A remake of Barbwire recorded with Augustus Pablo. It stays true to the original, except that the object in the underpants is different! A bouncing rhythm that evokes jumping up and down on a bed. The dub version, entitled "It Sting", is also included on the CD.
First of all, this is not Nyabingi reggae, even though it's included on a Nyabingi compilation. Second of all, the song is not even reggae. The only thing I've ever heard that is similar is Frank Zappa's 1966 track, "Help, I'm A Rock" from his debut album, Freak Out. Some of the vocal effects are reminiscent of Pink Floyd's 1968 track, "Julia Dream". Ay Ay Ay is perhaps the strangest song with the most creative and colorful vocal in the history of Jamaican music.
A rhythm begins and ominous droning organ and psychedelic guitar riffs are added. This provides a compelling backdrop for Nora's odd, dramatic irresistible vocal performance, which is enhanced by reverb and echo. It's all ecstasy and surreality. She chant sings something incomprehensible, a part of which is responsible for the song's alternate title, "Angie La La". She kisses, chants, whistles and sings the refrain that gives the song its name, "Ay Ay Ay". She crows. A lyric is heard, "where have you been all my life?" She "whee"s, moans, bird whistles, makes mouth noises, and sings, "suddenly you come to thrill my soul". She moans in ecstasy. This stream of consciousness goes on for shy of three minutes as the song fades out. Meaningless and brilliant, it succeeds fully on its own terms. A song like no other in the history of reggae.
An cover of a Mickey and Sylvia track from a decade earlier, though the subject of original is a kiss. The song opens with lurching, chugging rhythm characteristic of Scratch's earlier productions. Nora can't understand why her little boy can't get any sleep. She changes his diaper, offers him tea and "a little breast to help him sleep". Nora's little boy asks "mommy, how'd you like to give me what you gave me daddy last night", complete with unsavory sound effects that the observant boy has overheard. Is it any wonder that in his book, "Reggae & Caribbean Music", author Dave Thompson wrote of this track, "lock this song up now"! Nora's response of, "No, no, no. Oh, no, no, no", sung with her unusual melodic sense gives these lines dramatic depth. At one point, to display her distress, she begin a verse in the middle of the chorus, making for an unusual turn that works wonderfully. You have to laugh at this awful predicament, but you feel for her!

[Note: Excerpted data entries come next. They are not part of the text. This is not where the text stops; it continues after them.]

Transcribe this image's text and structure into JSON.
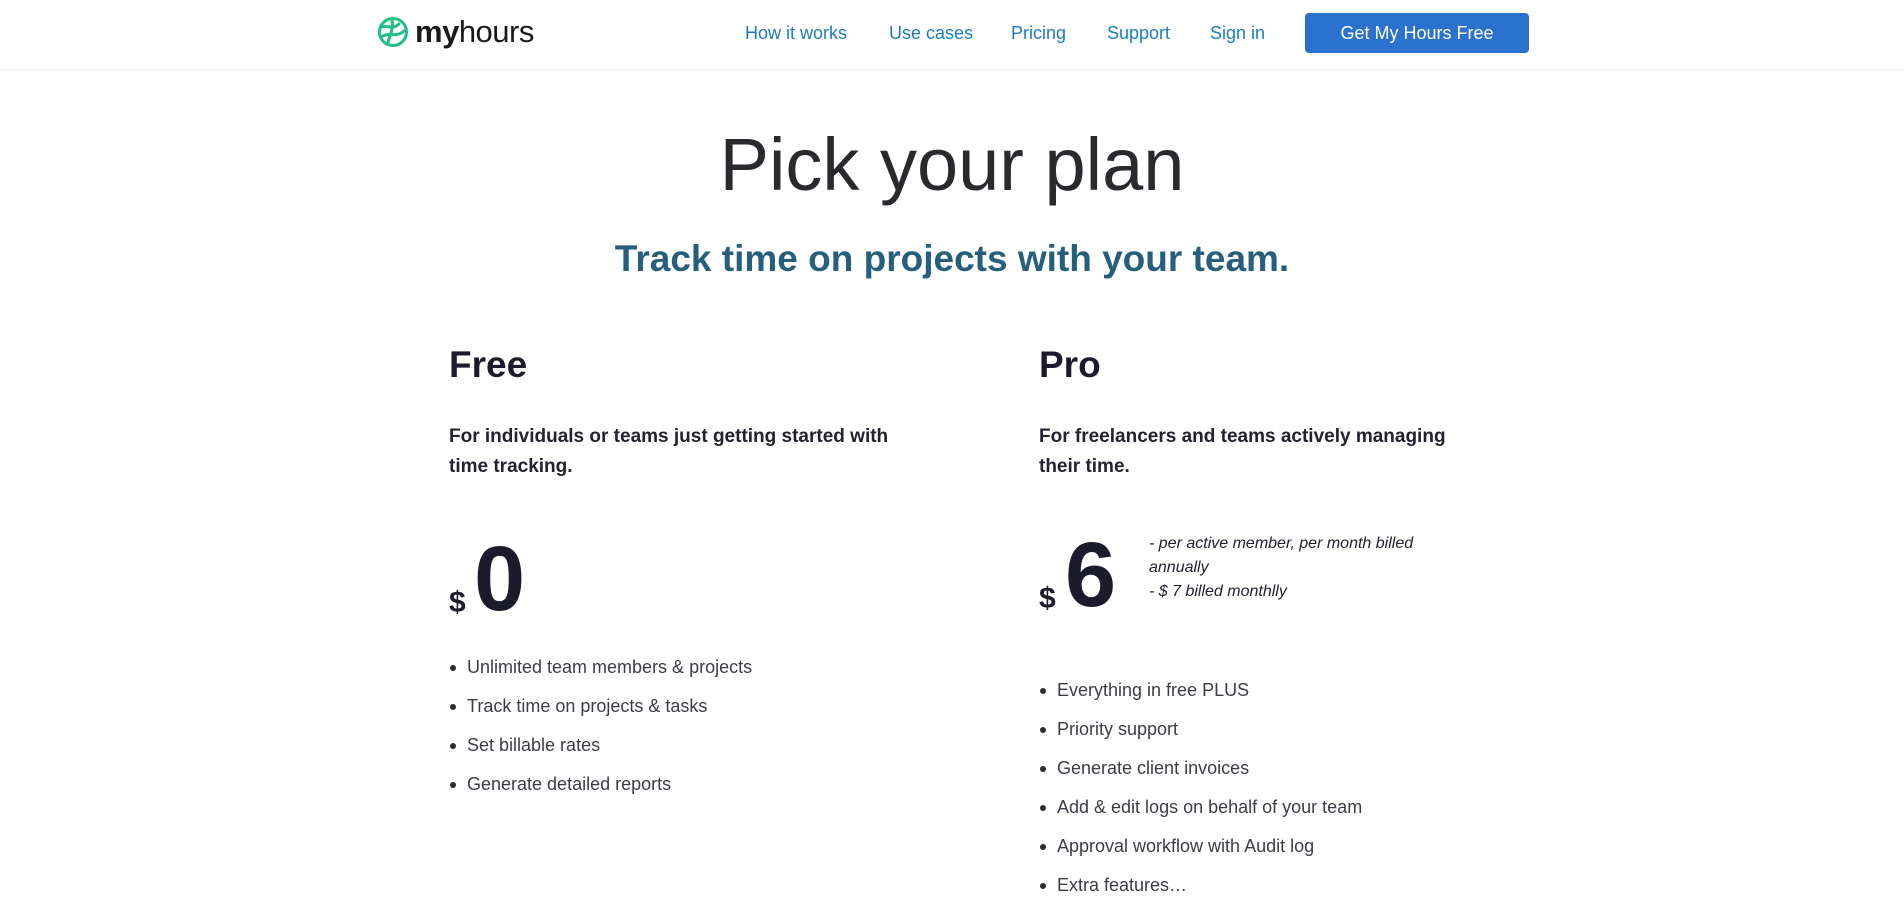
{
  "brand": {
    "name_bold": "my",
    "name_regular": "hours",
    "logo_icon": "myhours-globe-logo",
    "logo_color": "#1fbf86"
  },
  "nav": {
    "links": [
      "How it works",
      "Use cases",
      "Pricing",
      "Support",
      "Sign in"
    ],
    "cta_label": "Get My Hours Free",
    "link_color": "#1e7bc0",
    "cta_color": "#2b72cf"
  },
  "hero": {
    "title": "Pick your plan",
    "subtitle": "Track time on projects with your team.",
    "subtitle_color": "#265f7c"
  },
  "plans": [
    {
      "name": "Free",
      "description": "For individuals or teams just getting started with time tracking.",
      "currency": "$",
      "price": "0",
      "price_notes": [],
      "features": [
        "Unlimited team members & projects",
        "Track time on projects & tasks",
        "Set billable rates",
        "Generate detailed reports"
      ]
    },
    {
      "name": "Pro",
      "description": "For freelancers and teams actively managing their time.",
      "currency": "$",
      "price": "6",
      "price_notes": [
        "- per active member, per month billed annually",
        "- $ 7 billed monthlly"
      ],
      "features": [
        "Everything in free PLUS",
        "Priority support",
        "Generate client invoices",
        "Add & edit logs on behalf of your team",
        "Approval workflow with Audit log",
        "Extra features…"
      ]
    }
  ]
}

(There's another well known female reggae singer who covered this mento track. Who? Visit my Mento Music site for the surprising answer.)
Though this song has explicit sexual lyrics, its not quite straightforward. Nora find's herself in "a terrible state", as she indiscriminately looks for a man to "wreck her buddy" (bang her body). But how this lyrical content was paired with the melody of the Little Drummer Boy is something that I'm at a loss to explain. I can tell you the dissonance between content and melody makes for a interesting listen -- a Nora Dean trademark!

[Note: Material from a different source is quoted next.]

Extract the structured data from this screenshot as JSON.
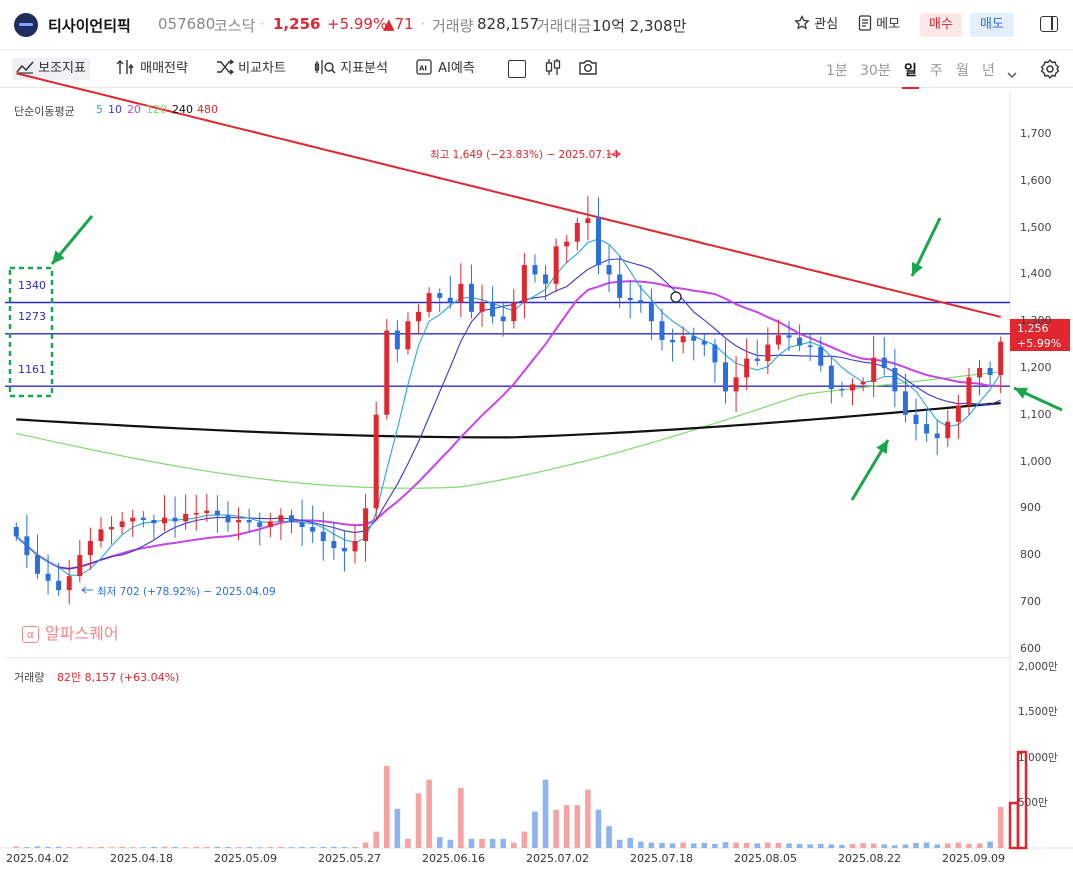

The music lurches along nicely, dominated by an appropriately leering two-note sax phrase. A male falsetto backing chorus is a nice touch.

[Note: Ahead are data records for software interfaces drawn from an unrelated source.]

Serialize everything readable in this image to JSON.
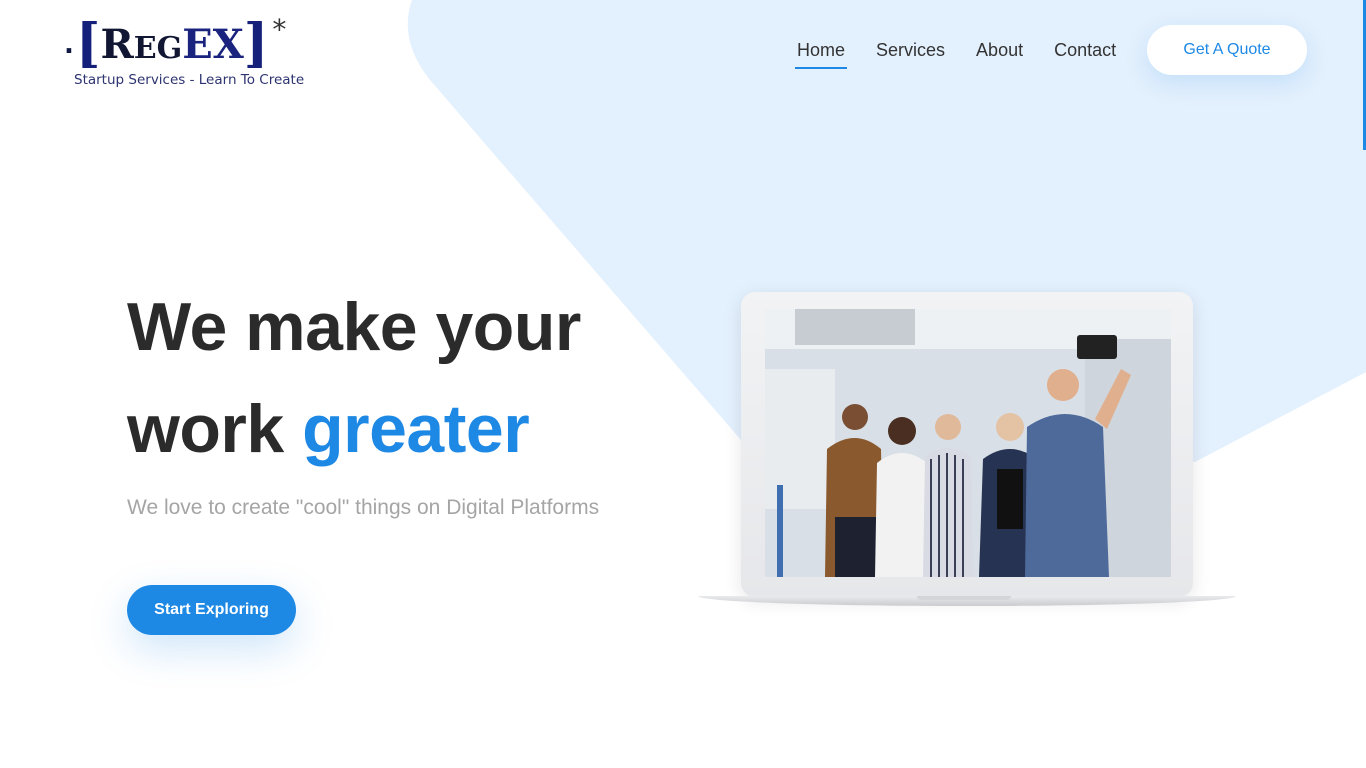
{
  "logo": {
    "dot": ".",
    "bracket_open": "[",
    "word_r": "R",
    "word_eg": "EG",
    "word_ex": "EX",
    "bracket_close": "]",
    "star": "*",
    "tagline": "Startup Services - Learn To Create"
  },
  "nav": {
    "items": [
      {
        "label": "Home",
        "active": true
      },
      {
        "label": "Services",
        "active": false
      },
      {
        "label": "About",
        "active": false
      },
      {
        "label": "Contact",
        "active": false
      }
    ],
    "quote_label": "Get A Quote"
  },
  "hero": {
    "line1": "We make your",
    "line2_plain": "work ",
    "line2_accent": "greater",
    "subtitle": "We love to create \"cool\" things on Digital Platforms",
    "cta_label": "Start Exploring"
  },
  "colors": {
    "accent": "#1e88e5",
    "background_shape": "#e3f0fd",
    "heading": "#2b2b2b",
    "subtitle": "#a5a5a5"
  },
  "image": {
    "description_icon": "group-selfie-photo"
  }
}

That same year, versions of this song, sometimes titled, "Wreck A Pum Pum", were recorded by Prince Buster, The Sexy Girls and Lord Creator. I've heard the first two, and they are good tracks. But once again, its Nora's voice that makes her version the stand out.
A strong reggae track featuring instrumentation driven by soulful organ and funky horns. Nothing frivolous about the lyrics this time. Deadly serious suffera verses, such as,
are off set by the chorus,
In less than three minutes, Nora draws the listener into the pain of having one's spiritually being threatened by the harsh realities of life. An unusually dramatic and affecting track. Sung in a higher register than her more famous recordings, this track reinforces Nora Dean's vocal, stylistic and subject matter versatility.